Viewpoints: ‘Surrender’ By Republicans; ‘Myth’ Of Income Verification; ‘This Fight Didn’t End’
The New York Times: The Republican Surrender
The health care reform law will not be defunded or delayed. No taxes will be cut, and the deal calls for no new cuts to federal spending or limits to social welfare programs. The only things Republicans achieved were billions of dollars in damage to the economy, harm to the nation’s reputation and a rock-bottom public approval rating (10/16).
Los Angeles Times: The 'Income Verification' Myth Buried In The Shutdown Deal
The glittering new deal to end the government shutdown and debt-ceiling crisis has one tiny little sop to the Republicans. Let's hope they don't break their arms patting themselves on the back about it. The sop is a provision to tighten "income verification" for people applying for federal subsidies for health insurance under the Affordable Care Act. We reported on this provision earlier this week. Here's a little more background. Bottom line: the problem that the new "tightening" is supposed to resolve doesn't even exist (Michael Hiltzik, 10/16).
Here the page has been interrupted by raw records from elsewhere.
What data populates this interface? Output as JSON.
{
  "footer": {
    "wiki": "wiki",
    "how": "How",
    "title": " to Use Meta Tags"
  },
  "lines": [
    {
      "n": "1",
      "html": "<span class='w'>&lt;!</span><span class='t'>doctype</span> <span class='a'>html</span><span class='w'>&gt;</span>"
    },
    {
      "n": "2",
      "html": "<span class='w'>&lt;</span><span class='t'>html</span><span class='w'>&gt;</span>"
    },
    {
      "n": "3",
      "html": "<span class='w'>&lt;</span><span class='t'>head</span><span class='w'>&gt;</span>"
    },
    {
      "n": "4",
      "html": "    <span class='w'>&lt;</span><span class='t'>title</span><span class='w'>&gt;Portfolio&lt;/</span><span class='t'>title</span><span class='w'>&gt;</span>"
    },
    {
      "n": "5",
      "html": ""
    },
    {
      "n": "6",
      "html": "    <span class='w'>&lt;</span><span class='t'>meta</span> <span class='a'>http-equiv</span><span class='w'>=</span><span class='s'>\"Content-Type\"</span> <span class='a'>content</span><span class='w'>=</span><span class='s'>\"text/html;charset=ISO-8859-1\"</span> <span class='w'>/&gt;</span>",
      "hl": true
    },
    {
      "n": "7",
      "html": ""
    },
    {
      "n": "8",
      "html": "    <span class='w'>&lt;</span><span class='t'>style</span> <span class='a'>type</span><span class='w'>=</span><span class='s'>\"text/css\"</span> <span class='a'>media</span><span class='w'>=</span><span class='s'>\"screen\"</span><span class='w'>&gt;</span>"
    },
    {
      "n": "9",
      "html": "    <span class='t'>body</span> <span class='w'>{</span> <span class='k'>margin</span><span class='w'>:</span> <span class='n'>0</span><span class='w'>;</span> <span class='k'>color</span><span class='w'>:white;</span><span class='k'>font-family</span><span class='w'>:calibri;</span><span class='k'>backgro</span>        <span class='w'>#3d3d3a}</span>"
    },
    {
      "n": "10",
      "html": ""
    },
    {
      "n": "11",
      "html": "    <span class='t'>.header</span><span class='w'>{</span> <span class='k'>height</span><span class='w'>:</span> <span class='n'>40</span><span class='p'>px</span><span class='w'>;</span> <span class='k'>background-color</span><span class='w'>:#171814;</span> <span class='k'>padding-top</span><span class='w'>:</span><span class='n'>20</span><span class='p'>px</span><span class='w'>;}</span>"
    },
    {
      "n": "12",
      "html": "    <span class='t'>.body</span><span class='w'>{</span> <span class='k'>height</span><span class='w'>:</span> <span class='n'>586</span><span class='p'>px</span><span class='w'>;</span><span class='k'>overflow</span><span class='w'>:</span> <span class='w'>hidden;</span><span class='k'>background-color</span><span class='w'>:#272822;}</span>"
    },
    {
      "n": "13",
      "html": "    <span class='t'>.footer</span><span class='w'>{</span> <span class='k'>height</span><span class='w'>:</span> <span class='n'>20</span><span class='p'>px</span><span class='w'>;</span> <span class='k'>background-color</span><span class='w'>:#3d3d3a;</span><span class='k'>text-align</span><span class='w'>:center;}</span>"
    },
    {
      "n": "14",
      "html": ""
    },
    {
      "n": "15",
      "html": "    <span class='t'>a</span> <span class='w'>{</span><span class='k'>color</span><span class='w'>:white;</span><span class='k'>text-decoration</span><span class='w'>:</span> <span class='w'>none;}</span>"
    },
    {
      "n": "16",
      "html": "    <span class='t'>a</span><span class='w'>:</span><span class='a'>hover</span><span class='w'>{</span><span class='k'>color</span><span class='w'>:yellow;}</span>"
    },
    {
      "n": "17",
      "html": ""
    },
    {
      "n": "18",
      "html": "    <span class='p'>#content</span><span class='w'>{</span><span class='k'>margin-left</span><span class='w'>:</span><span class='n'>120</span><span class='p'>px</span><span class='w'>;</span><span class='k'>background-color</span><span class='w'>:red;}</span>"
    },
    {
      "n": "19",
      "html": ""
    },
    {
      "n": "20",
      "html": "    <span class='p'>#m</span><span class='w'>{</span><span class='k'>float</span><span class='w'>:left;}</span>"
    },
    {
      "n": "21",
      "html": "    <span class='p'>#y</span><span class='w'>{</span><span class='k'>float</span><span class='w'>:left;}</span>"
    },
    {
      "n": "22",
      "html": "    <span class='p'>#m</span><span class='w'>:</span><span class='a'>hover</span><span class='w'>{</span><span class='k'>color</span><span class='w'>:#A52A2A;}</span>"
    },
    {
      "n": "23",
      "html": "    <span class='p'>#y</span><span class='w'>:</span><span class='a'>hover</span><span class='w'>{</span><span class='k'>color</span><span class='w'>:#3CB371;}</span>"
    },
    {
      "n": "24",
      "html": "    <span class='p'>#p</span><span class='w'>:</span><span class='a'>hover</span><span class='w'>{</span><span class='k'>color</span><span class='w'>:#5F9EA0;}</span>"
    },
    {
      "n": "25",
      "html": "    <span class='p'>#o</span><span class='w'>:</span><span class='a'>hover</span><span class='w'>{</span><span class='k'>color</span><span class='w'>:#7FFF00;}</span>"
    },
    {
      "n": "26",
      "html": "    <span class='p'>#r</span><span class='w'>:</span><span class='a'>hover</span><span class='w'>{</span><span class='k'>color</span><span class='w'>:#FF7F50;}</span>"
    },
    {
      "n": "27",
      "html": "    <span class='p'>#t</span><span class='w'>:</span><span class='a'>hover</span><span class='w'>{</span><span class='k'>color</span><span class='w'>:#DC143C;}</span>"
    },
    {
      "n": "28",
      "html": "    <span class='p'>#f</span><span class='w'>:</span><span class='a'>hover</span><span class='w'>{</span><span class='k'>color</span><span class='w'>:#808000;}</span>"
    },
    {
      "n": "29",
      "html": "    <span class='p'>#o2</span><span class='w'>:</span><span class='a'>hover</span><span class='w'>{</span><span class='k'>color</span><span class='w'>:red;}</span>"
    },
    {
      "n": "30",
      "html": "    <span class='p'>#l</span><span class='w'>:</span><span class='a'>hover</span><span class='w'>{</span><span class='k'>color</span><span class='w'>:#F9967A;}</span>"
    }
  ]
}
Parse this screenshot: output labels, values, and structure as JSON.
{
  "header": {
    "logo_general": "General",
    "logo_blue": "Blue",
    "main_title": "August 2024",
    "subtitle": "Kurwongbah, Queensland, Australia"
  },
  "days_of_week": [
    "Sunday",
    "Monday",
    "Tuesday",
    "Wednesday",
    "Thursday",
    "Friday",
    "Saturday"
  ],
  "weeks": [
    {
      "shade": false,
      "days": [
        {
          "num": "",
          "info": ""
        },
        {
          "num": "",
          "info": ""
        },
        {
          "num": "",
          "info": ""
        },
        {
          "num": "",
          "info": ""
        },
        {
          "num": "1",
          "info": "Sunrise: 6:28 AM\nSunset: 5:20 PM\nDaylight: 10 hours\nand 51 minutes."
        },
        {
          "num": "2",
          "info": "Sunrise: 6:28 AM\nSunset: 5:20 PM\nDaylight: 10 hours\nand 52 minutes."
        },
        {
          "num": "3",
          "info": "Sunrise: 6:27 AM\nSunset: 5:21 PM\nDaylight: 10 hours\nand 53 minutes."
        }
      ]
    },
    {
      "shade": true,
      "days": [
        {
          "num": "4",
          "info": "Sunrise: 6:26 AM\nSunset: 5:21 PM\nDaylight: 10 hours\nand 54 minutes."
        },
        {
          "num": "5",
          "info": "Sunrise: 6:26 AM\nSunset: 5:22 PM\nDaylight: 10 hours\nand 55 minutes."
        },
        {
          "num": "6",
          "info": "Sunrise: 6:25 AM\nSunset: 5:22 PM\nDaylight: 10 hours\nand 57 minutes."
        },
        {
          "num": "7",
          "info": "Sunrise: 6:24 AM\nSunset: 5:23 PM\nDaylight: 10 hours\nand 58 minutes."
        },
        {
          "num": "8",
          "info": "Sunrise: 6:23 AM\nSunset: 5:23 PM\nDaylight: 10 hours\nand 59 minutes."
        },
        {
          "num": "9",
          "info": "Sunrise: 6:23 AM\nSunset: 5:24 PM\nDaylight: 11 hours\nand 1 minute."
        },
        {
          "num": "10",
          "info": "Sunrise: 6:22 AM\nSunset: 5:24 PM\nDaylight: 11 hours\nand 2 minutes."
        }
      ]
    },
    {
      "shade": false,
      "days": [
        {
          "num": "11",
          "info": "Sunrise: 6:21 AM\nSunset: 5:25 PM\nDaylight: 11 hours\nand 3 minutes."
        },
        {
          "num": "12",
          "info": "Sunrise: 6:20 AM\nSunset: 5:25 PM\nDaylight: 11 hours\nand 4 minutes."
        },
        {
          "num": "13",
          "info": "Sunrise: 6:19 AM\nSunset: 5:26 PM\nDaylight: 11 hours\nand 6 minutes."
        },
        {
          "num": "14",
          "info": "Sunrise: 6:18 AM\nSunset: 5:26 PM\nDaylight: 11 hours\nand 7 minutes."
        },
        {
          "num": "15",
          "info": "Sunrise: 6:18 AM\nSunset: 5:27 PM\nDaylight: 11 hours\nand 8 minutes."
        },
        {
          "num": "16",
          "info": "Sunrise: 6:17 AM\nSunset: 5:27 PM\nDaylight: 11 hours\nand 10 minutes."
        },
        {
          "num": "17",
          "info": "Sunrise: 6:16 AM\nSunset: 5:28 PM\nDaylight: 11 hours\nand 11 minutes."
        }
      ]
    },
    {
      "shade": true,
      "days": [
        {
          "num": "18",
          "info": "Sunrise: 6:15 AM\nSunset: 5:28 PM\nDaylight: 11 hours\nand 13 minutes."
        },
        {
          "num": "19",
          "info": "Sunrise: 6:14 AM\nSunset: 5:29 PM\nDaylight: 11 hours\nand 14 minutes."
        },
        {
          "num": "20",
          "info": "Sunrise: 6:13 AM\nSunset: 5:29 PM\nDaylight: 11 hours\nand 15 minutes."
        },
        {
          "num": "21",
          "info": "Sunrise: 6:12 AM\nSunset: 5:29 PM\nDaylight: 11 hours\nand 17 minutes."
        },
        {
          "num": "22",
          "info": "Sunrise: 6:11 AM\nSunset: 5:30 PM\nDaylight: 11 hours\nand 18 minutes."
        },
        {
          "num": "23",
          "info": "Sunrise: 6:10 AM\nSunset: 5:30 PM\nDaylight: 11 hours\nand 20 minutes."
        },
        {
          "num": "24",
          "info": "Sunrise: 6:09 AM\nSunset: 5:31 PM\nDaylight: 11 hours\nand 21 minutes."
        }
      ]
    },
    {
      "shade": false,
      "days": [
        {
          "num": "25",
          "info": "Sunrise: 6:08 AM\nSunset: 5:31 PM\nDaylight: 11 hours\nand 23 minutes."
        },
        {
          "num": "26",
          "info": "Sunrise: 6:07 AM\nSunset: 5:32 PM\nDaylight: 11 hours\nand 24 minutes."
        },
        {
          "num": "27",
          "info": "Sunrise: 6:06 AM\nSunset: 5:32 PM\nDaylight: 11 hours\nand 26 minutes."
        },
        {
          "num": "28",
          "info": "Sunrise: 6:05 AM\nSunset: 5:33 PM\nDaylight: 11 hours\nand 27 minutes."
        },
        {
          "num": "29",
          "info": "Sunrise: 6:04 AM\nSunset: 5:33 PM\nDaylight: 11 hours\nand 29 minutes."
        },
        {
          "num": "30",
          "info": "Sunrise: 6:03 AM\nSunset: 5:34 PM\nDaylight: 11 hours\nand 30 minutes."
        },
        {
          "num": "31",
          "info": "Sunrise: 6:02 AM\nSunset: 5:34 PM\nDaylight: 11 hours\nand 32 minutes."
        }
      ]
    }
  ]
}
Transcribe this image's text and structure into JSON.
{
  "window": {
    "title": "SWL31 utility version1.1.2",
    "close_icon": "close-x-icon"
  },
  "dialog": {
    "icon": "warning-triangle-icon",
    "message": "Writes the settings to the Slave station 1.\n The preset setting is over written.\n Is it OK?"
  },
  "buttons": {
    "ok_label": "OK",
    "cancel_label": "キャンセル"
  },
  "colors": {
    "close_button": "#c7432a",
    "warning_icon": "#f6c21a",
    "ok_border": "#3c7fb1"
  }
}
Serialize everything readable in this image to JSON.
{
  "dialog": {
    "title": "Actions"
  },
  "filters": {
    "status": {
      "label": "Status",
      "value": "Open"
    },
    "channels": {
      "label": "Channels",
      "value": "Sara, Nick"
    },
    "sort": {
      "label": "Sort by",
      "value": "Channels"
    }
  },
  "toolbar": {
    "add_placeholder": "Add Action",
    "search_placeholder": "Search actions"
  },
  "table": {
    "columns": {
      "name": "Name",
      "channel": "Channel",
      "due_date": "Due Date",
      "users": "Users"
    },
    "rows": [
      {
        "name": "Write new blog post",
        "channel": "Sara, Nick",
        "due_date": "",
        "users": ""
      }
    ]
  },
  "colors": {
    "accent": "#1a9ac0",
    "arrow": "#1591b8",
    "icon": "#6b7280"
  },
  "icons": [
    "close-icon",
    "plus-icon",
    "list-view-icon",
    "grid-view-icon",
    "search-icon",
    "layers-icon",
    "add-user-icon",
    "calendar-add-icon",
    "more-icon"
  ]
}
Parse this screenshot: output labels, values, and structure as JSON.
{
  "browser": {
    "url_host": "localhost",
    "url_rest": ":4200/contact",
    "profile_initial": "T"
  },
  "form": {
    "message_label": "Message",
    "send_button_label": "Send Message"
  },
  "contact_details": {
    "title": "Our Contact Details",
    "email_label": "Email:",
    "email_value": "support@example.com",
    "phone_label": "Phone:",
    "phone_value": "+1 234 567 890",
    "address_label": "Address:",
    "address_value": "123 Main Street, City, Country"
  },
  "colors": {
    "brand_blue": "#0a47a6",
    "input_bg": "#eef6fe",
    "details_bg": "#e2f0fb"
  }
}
USA Today: After Debt Deal, What Now?
Yes, today's GOP is far less inclined to compromise. Yet all but the most intransigent Tea Party Republicans recognize that the doomed effort to defund Obamacare was, in the words of Sen. John McCain, R-Ariz., a "shameful chapter." Republicans might be cautious about acting for fear of attracting far-right opponents in party primaries. Even so, as the 16-day shutdown lurches to its entirely predictable conclusion, they know that the best interests of the Republican Party are in getting out of the place they're occupying (10/16).
USA Today: Rep. John Fleming: 'This Fight Didn’t End Last Night'
The battle unified Republicans in repeated efforts to keep government open while shutting down Obamacare. The sequester caps, so hated by Democrats, remain intact. Obamacare's problematic rollout has been highlighted. And the president's move to take the nation to the brink of default will not achieve his political goal of taking back the House. Not only were attempts at defunding Obamacare worth the effort, they remain far from over. While the political debate has ended for the moment, like any prizefight there are many rounds, and this fight didn't end last night. Washington liberals have so much invested in Obamacare, they don't dare admit its failures (Rep. John Fleming, 10/17).
The New York Times: The Myth Of The Medical-Device Tax
In the last few days of negotiations in Congress, repeal of the Affordable Care Act’s tax on medical devices emerged as a key Republican demand. The medical-device industry waged an intense lobbying campaign -- even garnering the support of many Democrats who favored the law -- arguing that the tax would stifle innovation and increase health care costs (Topher Spiro, 10/16).
Los Angeles Times: How To Build A Better Flu Vaccine
The Spanish flu pandemic of 1918-19 killed 583,135 Americans, according to public health authorities at the time. Although we no longer suffer such a high rate of flu deaths, during a non-pandemic season, flu still kills on average thousands each year in this country. From the 1976-77 season to the 2006-07 season, flu-associated deaths ranged from a low of about 3,000 to a high of about 49,000, according to the national Centers for Disease Control and Prevention (Henry I. Miller, 10/17).
The White House set low expectations for the Affordable Care Act's October 1 debut, so anything remotely competent should have seemed like a success. But three weeks on, the catastrophe that is Healthcare.gov and the 36 insurance exchanges run by the federal government is an insult to the "glitches" President Obama said were inevitable. This isn't some coding error, or even the Health and Human Service Department's usual incompetence. The failures that have all but disabled ObamaCare are the result of deliberate political choices, which HHS and the White House are compounding with secrecy and stonewalling (10/16).